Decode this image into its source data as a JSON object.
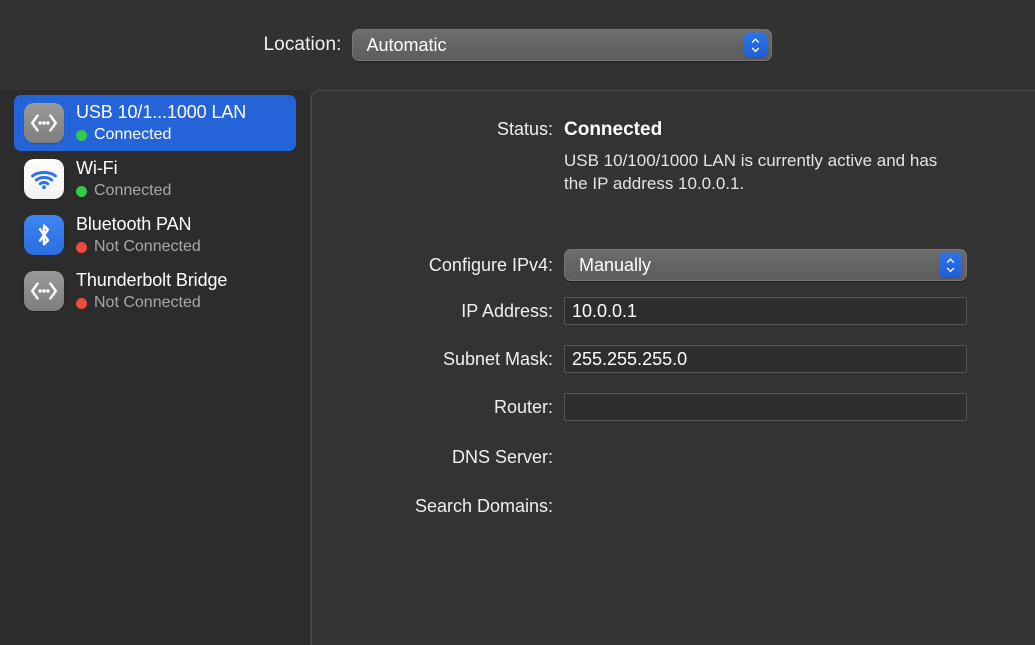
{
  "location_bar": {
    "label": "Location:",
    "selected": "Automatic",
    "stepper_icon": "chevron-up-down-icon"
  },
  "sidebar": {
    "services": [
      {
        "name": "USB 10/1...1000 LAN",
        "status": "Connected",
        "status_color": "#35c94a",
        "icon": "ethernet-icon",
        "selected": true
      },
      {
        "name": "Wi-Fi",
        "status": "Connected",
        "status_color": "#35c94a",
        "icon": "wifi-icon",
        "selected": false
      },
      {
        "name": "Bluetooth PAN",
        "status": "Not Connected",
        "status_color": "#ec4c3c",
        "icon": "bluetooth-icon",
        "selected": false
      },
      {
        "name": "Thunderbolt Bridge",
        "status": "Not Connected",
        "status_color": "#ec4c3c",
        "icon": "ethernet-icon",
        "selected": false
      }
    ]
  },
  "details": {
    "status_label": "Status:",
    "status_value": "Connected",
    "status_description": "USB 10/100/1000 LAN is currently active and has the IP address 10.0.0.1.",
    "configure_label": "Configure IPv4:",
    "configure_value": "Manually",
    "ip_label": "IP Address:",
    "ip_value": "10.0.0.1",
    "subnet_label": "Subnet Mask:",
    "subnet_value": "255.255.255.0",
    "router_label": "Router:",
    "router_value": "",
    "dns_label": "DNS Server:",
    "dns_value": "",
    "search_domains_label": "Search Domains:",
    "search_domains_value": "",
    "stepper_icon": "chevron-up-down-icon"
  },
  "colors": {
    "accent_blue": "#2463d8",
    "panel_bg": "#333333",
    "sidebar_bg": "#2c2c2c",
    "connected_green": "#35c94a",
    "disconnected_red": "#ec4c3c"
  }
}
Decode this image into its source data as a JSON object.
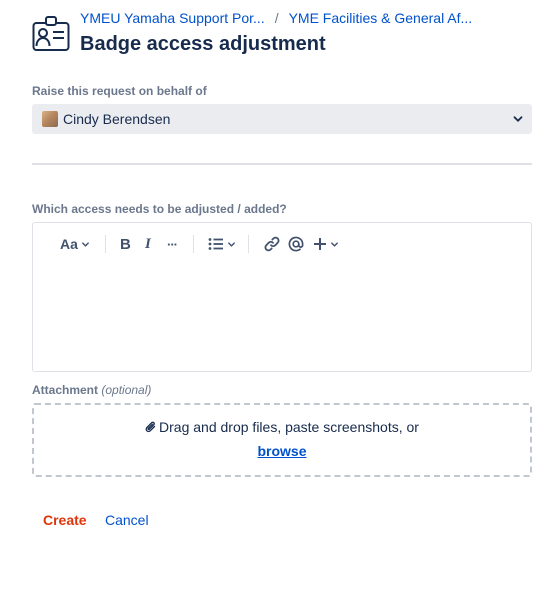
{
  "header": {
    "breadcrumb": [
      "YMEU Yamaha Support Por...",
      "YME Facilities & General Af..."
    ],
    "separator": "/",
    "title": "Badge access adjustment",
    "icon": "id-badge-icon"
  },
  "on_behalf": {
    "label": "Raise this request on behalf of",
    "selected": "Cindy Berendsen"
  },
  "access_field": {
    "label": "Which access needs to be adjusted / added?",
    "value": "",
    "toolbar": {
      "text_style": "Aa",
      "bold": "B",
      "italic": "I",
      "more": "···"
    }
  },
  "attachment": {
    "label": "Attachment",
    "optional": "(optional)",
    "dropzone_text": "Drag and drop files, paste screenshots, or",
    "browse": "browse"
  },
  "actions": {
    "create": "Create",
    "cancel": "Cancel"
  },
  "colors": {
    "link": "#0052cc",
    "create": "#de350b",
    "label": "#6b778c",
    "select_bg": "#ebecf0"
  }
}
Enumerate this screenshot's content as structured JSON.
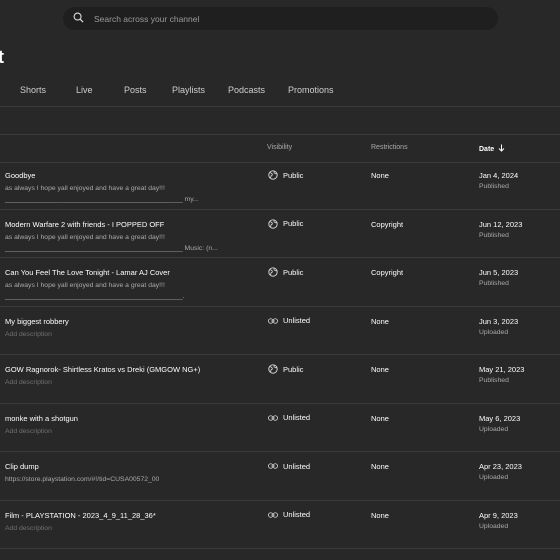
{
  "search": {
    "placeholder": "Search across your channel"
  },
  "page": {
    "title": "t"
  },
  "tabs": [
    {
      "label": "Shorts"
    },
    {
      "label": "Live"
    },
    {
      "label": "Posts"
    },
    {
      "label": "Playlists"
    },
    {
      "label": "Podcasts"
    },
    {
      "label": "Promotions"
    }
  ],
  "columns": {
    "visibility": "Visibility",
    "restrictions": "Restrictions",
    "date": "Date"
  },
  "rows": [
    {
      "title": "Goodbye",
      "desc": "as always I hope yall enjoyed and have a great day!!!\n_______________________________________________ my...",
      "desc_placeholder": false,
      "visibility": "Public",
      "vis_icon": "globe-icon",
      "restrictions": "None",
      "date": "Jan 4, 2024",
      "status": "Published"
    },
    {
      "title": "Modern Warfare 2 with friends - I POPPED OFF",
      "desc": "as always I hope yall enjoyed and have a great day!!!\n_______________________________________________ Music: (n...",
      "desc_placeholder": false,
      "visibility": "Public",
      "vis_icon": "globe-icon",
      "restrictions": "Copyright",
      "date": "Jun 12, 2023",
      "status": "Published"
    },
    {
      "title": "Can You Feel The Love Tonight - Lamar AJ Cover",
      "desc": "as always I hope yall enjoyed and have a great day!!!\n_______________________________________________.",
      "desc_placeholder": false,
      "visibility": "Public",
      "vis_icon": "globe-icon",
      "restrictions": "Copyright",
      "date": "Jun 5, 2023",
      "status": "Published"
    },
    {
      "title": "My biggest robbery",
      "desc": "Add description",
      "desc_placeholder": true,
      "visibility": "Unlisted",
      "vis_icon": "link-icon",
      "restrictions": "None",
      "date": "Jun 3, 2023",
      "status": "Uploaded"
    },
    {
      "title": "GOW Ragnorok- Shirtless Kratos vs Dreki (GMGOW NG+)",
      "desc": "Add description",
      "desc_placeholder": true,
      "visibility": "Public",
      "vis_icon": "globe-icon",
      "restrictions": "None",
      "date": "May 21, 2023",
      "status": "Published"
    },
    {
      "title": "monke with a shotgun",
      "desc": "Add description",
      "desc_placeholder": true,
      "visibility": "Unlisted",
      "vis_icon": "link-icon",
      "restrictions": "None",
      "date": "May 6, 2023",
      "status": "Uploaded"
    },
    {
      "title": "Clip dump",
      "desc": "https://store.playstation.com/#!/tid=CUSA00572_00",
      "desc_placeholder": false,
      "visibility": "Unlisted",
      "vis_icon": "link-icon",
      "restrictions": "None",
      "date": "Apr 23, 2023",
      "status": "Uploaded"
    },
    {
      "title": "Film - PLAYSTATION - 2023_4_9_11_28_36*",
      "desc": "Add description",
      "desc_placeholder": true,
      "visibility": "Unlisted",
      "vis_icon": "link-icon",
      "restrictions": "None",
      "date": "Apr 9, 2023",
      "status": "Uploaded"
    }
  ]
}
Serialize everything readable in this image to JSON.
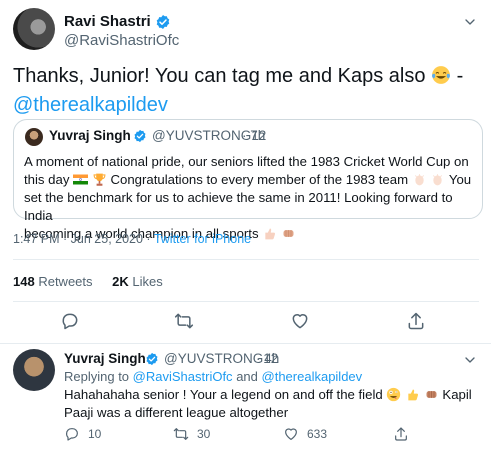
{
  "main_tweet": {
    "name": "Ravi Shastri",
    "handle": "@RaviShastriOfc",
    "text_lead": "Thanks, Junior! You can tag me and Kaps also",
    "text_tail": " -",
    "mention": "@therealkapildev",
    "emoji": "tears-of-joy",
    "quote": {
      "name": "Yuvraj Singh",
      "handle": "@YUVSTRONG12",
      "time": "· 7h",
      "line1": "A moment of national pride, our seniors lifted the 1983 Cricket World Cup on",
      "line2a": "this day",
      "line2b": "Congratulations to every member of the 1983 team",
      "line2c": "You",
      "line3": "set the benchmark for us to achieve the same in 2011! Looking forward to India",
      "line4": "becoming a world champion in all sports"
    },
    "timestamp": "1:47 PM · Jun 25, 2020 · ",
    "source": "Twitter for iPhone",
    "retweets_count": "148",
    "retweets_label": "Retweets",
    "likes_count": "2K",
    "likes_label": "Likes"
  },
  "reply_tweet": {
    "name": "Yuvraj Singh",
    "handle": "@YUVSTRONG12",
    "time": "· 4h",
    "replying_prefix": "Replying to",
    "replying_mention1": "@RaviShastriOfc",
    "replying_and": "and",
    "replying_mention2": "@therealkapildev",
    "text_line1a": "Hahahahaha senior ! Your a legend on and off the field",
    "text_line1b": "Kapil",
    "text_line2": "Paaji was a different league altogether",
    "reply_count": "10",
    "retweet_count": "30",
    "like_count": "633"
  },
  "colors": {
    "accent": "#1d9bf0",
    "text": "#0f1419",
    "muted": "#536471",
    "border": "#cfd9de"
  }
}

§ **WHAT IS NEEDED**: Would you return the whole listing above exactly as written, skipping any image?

§ **SOLUTION FOR THIS TASK**:
Decode this image into its source data as a JSON object.
{
  "location_bar": {
    "label": "Location:",
    "selected": "Automatic",
    "stepper_icon": "chevron-up-down-icon"
  },
  "sidebar": {
    "services": [
      {
        "name": "USB 10/1...1000 LAN",
        "status": "Connected",
        "status_color": "#35c94a",
        "icon": "ethernet-icon",
        "selected": true
      },
      {
        "name": "Wi-Fi",
        "status": "Connected",
        "status_color": "#35c94a",
        "icon": "wifi-icon",
        "selected": false
      },
      {
        "name": "Bluetooth PAN",
        "status": "Not Connected",
        "status_color": "#ec4c3c",
        "icon": "bluetooth-icon",
        "selected": false
      },
      {
        "name": "Thunderbolt Bridge",
        "status": "Not Connected",
        "status_color": "#ec4c3c",
        "icon": "ethernet-icon",
        "selected": false
      }
    ]
  },
  "details": {
    "status_label": "Status:",
    "status_value": "Connected",
    "status_description": "USB 10/100/1000 LAN is currently active and has the IP address 10.0.0.1.",
    "configure_label": "Configure IPv4:",
    "configure_value": "Manually",
    "ip_label": "IP Address:",
    "ip_value": "10.0.0.1",
    "subnet_label": "Subnet Mask:",
    "subnet_value": "255.255.255.0",
    "router_label": "Router:",
    "router_value": "",
    "dns_label": "DNS Server:",
    "dns_value": "",
    "search_domains_label": "Search Domains:",
    "search_domains_value": "",
    "stepper_icon": "chevron-up-down-icon"
  },
  "colors": {
    "accent_blue": "#2463d8",
    "panel_bg": "#333333",
    "sidebar_bg": "#2c2c2c",
    "connected_green": "#35c94a",
    "disconnected_red": "#ec4c3c"
  }
}
Decode this image into its source data as a JSON object.
{
  "header": {
    "breadcrumb": [
      "YMEU Yamaha Support Por...",
      "YME Facilities & General Af..."
    ],
    "separator": "/",
    "title": "Badge access adjustment",
    "icon": "id-badge-icon"
  },
  "on_behalf": {
    "label": "Raise this request on behalf of",
    "selected": "Cindy Berendsen"
  },
  "access_field": {
    "label": "Which access needs to be adjusted / added?",
    "value": "",
    "toolbar": {
      "text_style": "Aa",
      "bold": "B",
      "italic": "I",
      "more": "···"
    }
  },
  "attachment": {
    "label": "Attachment",
    "optional": "(optional)",
    "dropzone_text": "Drag and drop files, paste screenshots, or",
    "browse": "browse"
  },
  "actions": {
    "create": "Create",
    "cancel": "Cancel"
  },
  "colors": {
    "link": "#0052cc",
    "create": "#de350b",
    "label": "#6b778c",
    "select_bg": "#ebecf0"
  }
}
Enumerate this screenshot's content as structured JSON.
{
  "search": {
    "placeholder": "Search across your channel"
  },
  "page": {
    "title": "t"
  },
  "tabs": [
    {
      "label": "Shorts"
    },
    {
      "label": "Live"
    },
    {
      "label": "Posts"
    },
    {
      "label": "Playlists"
    },
    {
      "label": "Podcasts"
    },
    {
      "label": "Promotions"
    }
  ],
  "columns": {
    "visibility": "Visibility",
    "restrictions": "Restrictions",
    "date": "Date"
  },
  "rows": [
    {
      "title": "Goodbye",
      "desc": "as always I hope yall enjoyed and have a great day!!!\n_______________________________________________ my...",
      "desc_placeholder": false,
      "visibility": "Public",
      "vis_icon": "globe-icon",
      "restrictions": "None",
      "date": "Jan 4, 2024",
      "status": "Published"
    },
    {
      "title": "Modern Warfare 2 with friends - I POPPED OFF",
      "desc": "as always I hope yall enjoyed and have a great day!!!\n_______________________________________________ Music: (n...",
      "desc_placeholder": false,
      "visibility": "Public",
      "vis_icon": "globe-icon",
      "restrictions": "Copyright",
      "date": "Jun 12, 2023",
      "status": "Published"
    },
    {
      "title": "Can You Feel The Love Tonight - Lamar AJ Cover",
      "desc": "as always I hope yall enjoyed and have a great day!!!\n_______________________________________________.",
      "desc_placeholder": false,
      "visibility": "Public",
      "vis_icon": "globe-icon",
      "restrictions": "Copyright",
      "date": "Jun 5, 2023",
      "status": "Published"
    },
    {
      "title": "My biggest robbery",
      "desc": "Add description",
      "desc_placeholder": true,
      "visibility": "Unlisted",
      "vis_icon": "link-icon",
      "restrictions": "None",
      "date": "Jun 3, 2023",
      "status": "Uploaded"
    },
    {
      "title": "GOW Ragnorok- Shirtless Kratos vs Dreki (GMGOW NG+)",
      "desc": "Add description",
      "desc_placeholder": true,
      "visibility": "Public",
      "vis_icon": "globe-icon",
      "restrictions": "None",
      "date": "May 21, 2023",
      "status": "Published"
    },
    {
      "title": "monke with a shotgun",
      "desc": "Add description",
      "desc_placeholder": true,
      "visibility": "Unlisted",
      "vis_icon": "link-icon",
      "restrictions": "None",
      "date": "May 6, 2023",
      "status": "Uploaded"
    },
    {
      "title": "Clip dump",
      "desc": "https://store.playstation.com/#!/tid=CUSA00572_00",
      "desc_placeholder": false,
      "visibility": "Unlisted",
      "vis_icon": "link-icon",
      "restrictions": "None",
      "date": "Apr 23, 2023",
      "status": "Uploaded"
    },
    {
      "title": "Film - PLAYSTATION - 2023_4_9_11_28_36*",
      "desc": "Add description",
      "desc_placeholder": true,
      "visibility": "Unlisted",
      "vis_icon": "link-icon",
      "restrictions": "None",
      "date": "Apr 9, 2023",
      "status": "Uploaded"
    }
  ]
}
Serialize everything readable in this image to JSON.
{
  "main_tweet": {
    "name": "Ravi Shastri",
    "handle": "@RaviShastriOfc",
    "text_lead": "Thanks, Junior! You can tag me and Kaps also",
    "text_tail": " -",
    "mention": "@therealkapildev",
    "emoji": "tears-of-joy",
    "quote": {
      "name": "Yuvraj Singh",
      "handle": "@YUVSTRONG12",
      "time": "· 7h",
      "line1": "A moment of national pride, our seniors lifted the 1983 Cricket World Cup on",
      "line2a": "this day",
      "line2b": "Congratulations to every member of the 1983 team",
      "line2c": "You",
      "line3": "set the benchmark for us to achieve the same in 2011! Looking forward to India",
      "line4": "becoming a world champion in all sports"
    },
    "timestamp": "1:47 PM · Jun 25, 2020 · ",
    "source": "Twitter for iPhone",
    "retweets_count": "148",
    "retweets_label": "Retweets",
    "likes_count": "2K",
    "likes_label": "Likes"
  },
  "reply_tweet": {
    "name": "Yuvraj Singh",
    "handle": "@YUVSTRONG12",
    "time": "· 4h",
    "replying_prefix": "Replying to",
    "replying_mention1": "@RaviShastriOfc",
    "replying_and": "and",
    "replying_mention2": "@therealkapildev",
    "text_line1a": "Hahahahaha senior ! Your a legend on and off the field",
    "text_line1b": "Kapil",
    "text_line2": "Paaji was a different league altogether",
    "reply_count": "10",
    "retweet_count": "30",
    "like_count": "633"
  },
  "colors": {
    "accent": "#1d9bf0",
    "text": "#0f1419",
    "muted": "#536471",
    "border": "#cfd9de"
  }
}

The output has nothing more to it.